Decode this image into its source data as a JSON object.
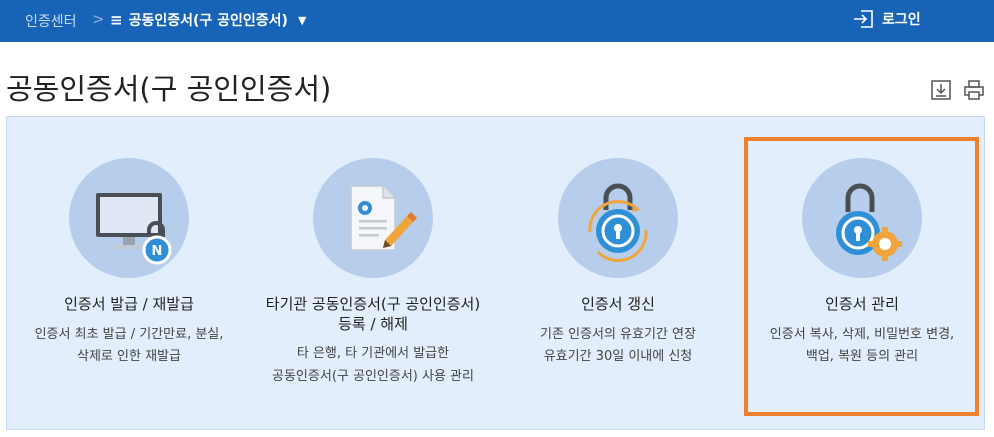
{
  "nav": {
    "home": "인증센터",
    "separator": ">",
    "current": "공동인증서(구 공인인증서)",
    "login": "로그인"
  },
  "page": {
    "title": "공동인증서(구 공인인증서)"
  },
  "cards": [
    {
      "title": "인증서 발급 / 재발급",
      "desc1": "인증서 최초 발급 / 기간만료, 분실,",
      "desc2": "삭제로 인한 재발급",
      "icon": "monitor-lock-icon"
    },
    {
      "title1": "타기관 공동인증서(구 공인인증서)",
      "title2": "등록 / 해제",
      "desc1": "타 은행, 타 기관에서 발급한",
      "desc2": "공동인증서(구 공인인증서) 사용 관리",
      "icon": "document-pencil-icon"
    },
    {
      "title": "인증서 갱신",
      "desc1": "기존 인증서의 유효기간 연장",
      "desc2": "유효기간 30일 이내에 신청",
      "icon": "lock-refresh-icon"
    },
    {
      "title": "인증서 관리",
      "desc1": "인증서 복사, 삭제, 비밀번호 변경,",
      "desc2": "백업, 복원 등의 관리",
      "icon": "lock-gear-icon"
    }
  ],
  "colors": {
    "nav_bg": "#1663b8",
    "panel_bg": "#e3eefc",
    "icon_circle": "#b7cdec",
    "highlight": "#f0802d"
  }
}
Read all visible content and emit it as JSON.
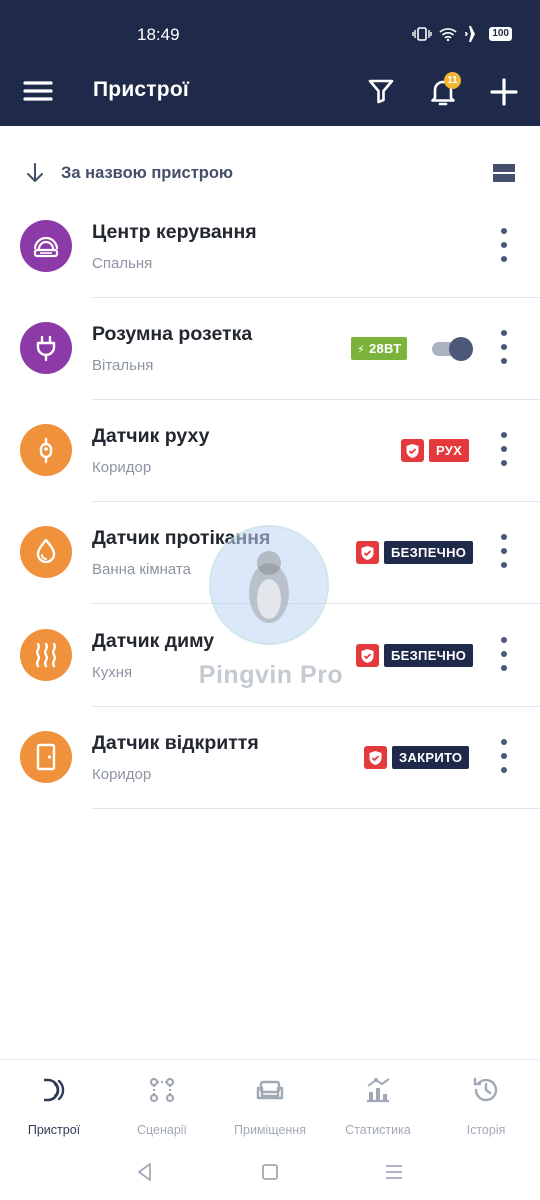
{
  "status_bar": {
    "time": "18:49",
    "battery": "100"
  },
  "app_bar": {
    "title": "Пристрої",
    "notification_count": "11",
    "icons": [
      "menu-icon",
      "filter-icon",
      "bell-icon",
      "plus-icon"
    ]
  },
  "sort": {
    "label": "За назвою пристрою"
  },
  "devices": [
    {
      "name": "Центр керування",
      "room": "Спальня",
      "icon": "hub-icon",
      "color": "#8b3aa7"
    },
    {
      "name": "Розумна розетка",
      "room": "Вітальня",
      "icon": "plug-icon",
      "color": "#8b3aa7",
      "power": "28ВТ",
      "toggle_on": true
    },
    {
      "name": "Датчик руху",
      "room": "Коридор",
      "icon": "motion-icon",
      "color": "#f0913c",
      "status": "РУХ",
      "status_color": "#e43a3d"
    },
    {
      "name": "Датчик протікання",
      "room": "Ванна кімната",
      "icon": "water-drop-icon",
      "color": "#f0913c",
      "status": "БЕЗПЕЧНО",
      "status_color": "#1f2a4a"
    },
    {
      "name": "Датчик диму",
      "room": "Кухня",
      "icon": "smoke-icon",
      "color": "#f0913c",
      "status": "БЕЗПЕЧНО",
      "status_color": "#1f2a4a"
    },
    {
      "name": "Датчик відкриття",
      "room": "Коридор",
      "icon": "door-icon",
      "color": "#f0913c",
      "status": "ЗАКРИТО",
      "status_color": "#1f2a4a"
    }
  ],
  "watermark": {
    "text": "Pingvin Pro"
  },
  "bottom_nav": {
    "items": [
      {
        "label": "Пристрої",
        "icon": "devices-icon",
        "active": true
      },
      {
        "label": "Сценарії",
        "icon": "scenarios-icon",
        "active": false
      },
      {
        "label": "Приміщення",
        "icon": "rooms-icon",
        "active": false
      },
      {
        "label": "Статистика",
        "icon": "statistics-icon",
        "active": false
      },
      {
        "label": "Історія",
        "icon": "history-icon",
        "active": false
      }
    ]
  },
  "colors": {
    "header": "#1f2a4a",
    "purple": "#8b3aa7",
    "orange": "#f0913c",
    "alert_red": "#e43a3d",
    "power_green": "#7bb33d"
  }
}
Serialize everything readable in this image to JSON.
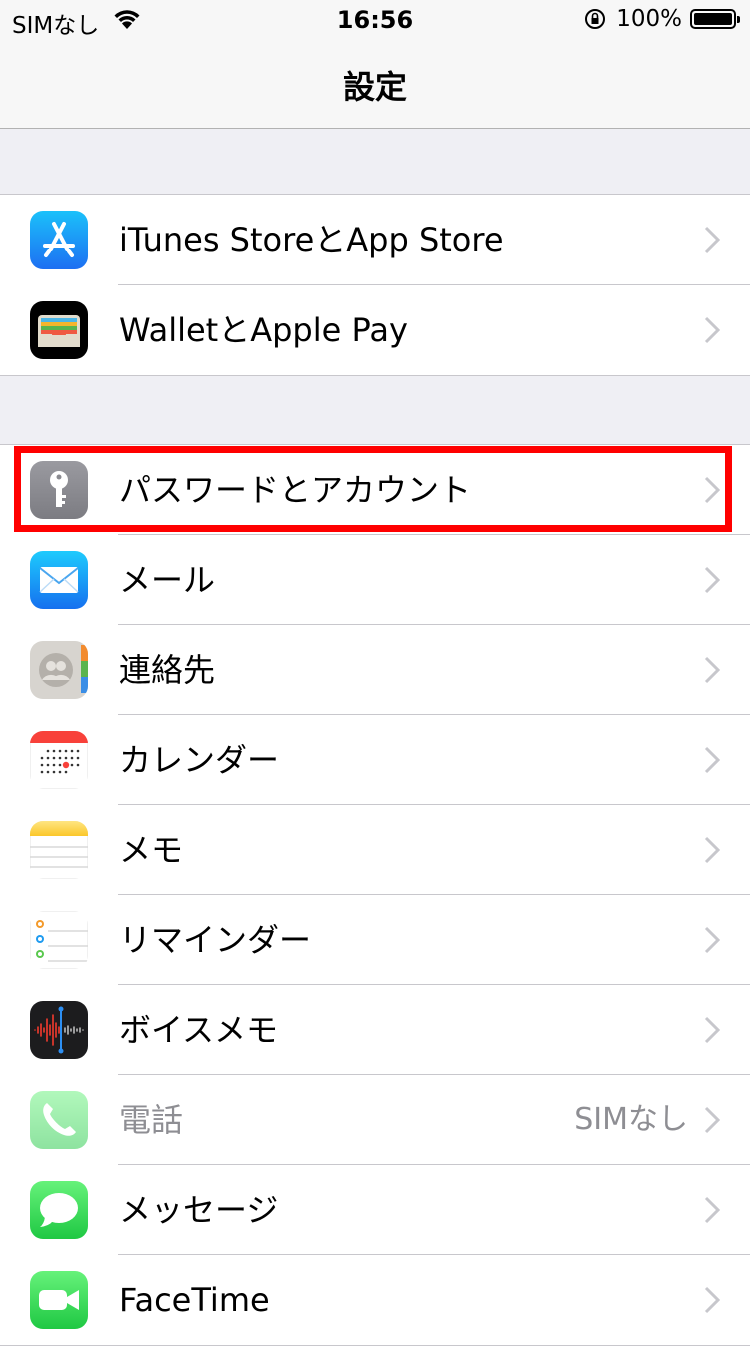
{
  "status_bar": {
    "carrier": "SIMなし",
    "time": "16:56",
    "battery": "100%"
  },
  "nav": {
    "title": "設定"
  },
  "groups": [
    {
      "items": [
        {
          "label": "iTunes StoreとApp Store",
          "icon": "app-store-icon"
        },
        {
          "label": "WalletとApple Pay",
          "icon": "wallet-icon"
        }
      ]
    },
    {
      "items": [
        {
          "label": "パスワードとアカウント",
          "icon": "key-icon",
          "highlighted": true
        },
        {
          "label": "メール",
          "icon": "mail-icon"
        },
        {
          "label": "連絡先",
          "icon": "contacts-icon"
        },
        {
          "label": "カレンダー",
          "icon": "calendar-icon"
        },
        {
          "label": "メモ",
          "icon": "notes-icon"
        },
        {
          "label": "リマインダー",
          "icon": "reminders-icon"
        },
        {
          "label": "ボイスメモ",
          "icon": "voice-memos-icon"
        },
        {
          "label": "電話",
          "icon": "phone-icon",
          "detail": "SIMなし",
          "disabled": true
        },
        {
          "label": "メッセージ",
          "icon": "messages-icon"
        },
        {
          "label": "FaceTime",
          "icon": "facetime-icon"
        }
      ]
    }
  ],
  "colors": {
    "highlight": "#ff0000",
    "background": "#efeff4",
    "separator": "#c8c7cc"
  }
}
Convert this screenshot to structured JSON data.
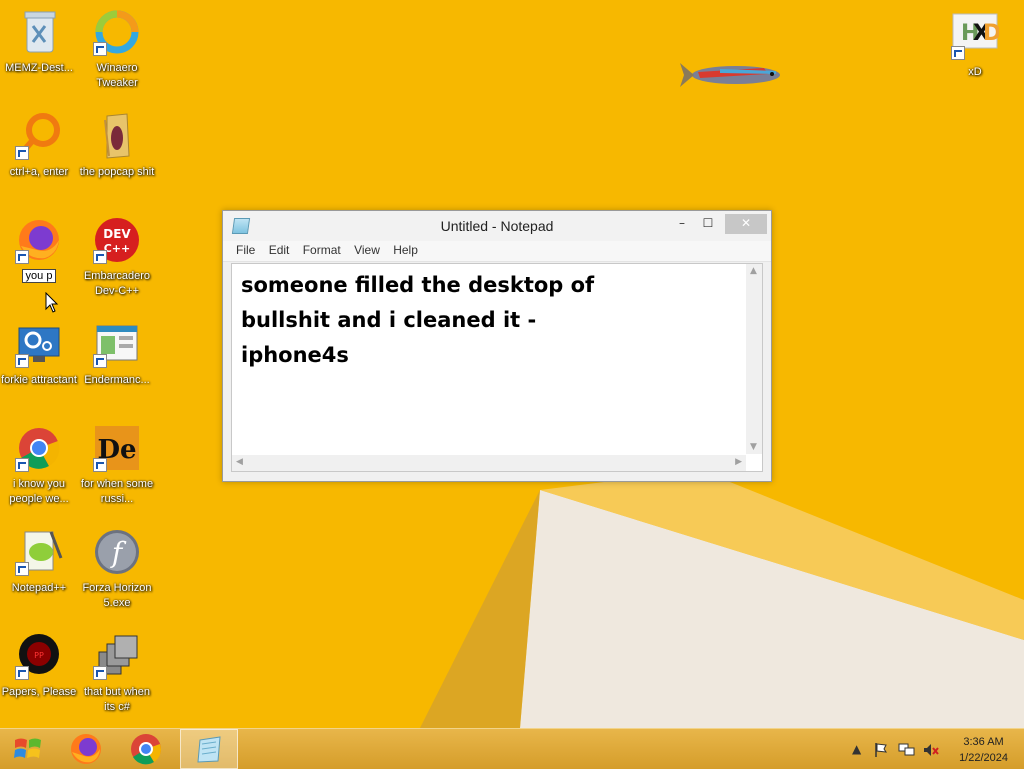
{
  "desktop": {
    "icons": [
      {
        "label": "MEMZ-Dest...",
        "icon": "recycle-bin-icon"
      },
      {
        "label": "Winaero Tweaker",
        "icon": "winaero-icon"
      },
      {
        "label": "ctrl+a, enter",
        "icon": "magnifier-ring-icon"
      },
      {
        "label": "the popcap shit",
        "icon": "folder-icon"
      },
      {
        "label": "you p",
        "icon": "firefox-icon"
      },
      {
        "label": "Embarcadero Dev-C++",
        "icon": "devcpp-icon"
      },
      {
        "label": "forkie attractant",
        "icon": "settings-monitor-icon"
      },
      {
        "label": "Endermanc...",
        "icon": "window-app-icon"
      },
      {
        "label": "i know you people we...",
        "icon": "chrome-icon"
      },
      {
        "label": "for when some russi...",
        "icon": "de-app-icon"
      },
      {
        "label": "Notepad++",
        "icon": "notepadpp-icon"
      },
      {
        "label": "Forza Horizon 5.exe",
        "icon": "flash-icon"
      },
      {
        "label": "Papers, Please",
        "icon": "papers-please-icon"
      },
      {
        "label": "that but when its c#",
        "icon": "windows-stack-icon"
      },
      {
        "label": "xD",
        "icon": "hxd-icon"
      }
    ]
  },
  "notepad": {
    "title": "Untitled - Notepad",
    "menu": [
      "File",
      "Edit",
      "Format",
      "View",
      "Help"
    ],
    "content": "someone filled the desktop of\nbullshit and i cleaned it -\niphone4s",
    "close_glyph": "✕",
    "min_glyph": "–",
    "max_glyph": "☐"
  },
  "taskbar": {
    "pinned": [
      "start-button",
      "firefox",
      "chrome",
      "notepad"
    ],
    "time": "3:36 AM",
    "date": "1/22/2024"
  },
  "colors": {
    "desktop_bg": "#f7b800",
    "taskbar": "#dba535"
  }
}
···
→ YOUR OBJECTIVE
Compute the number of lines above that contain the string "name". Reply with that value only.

→ SOLUTION
6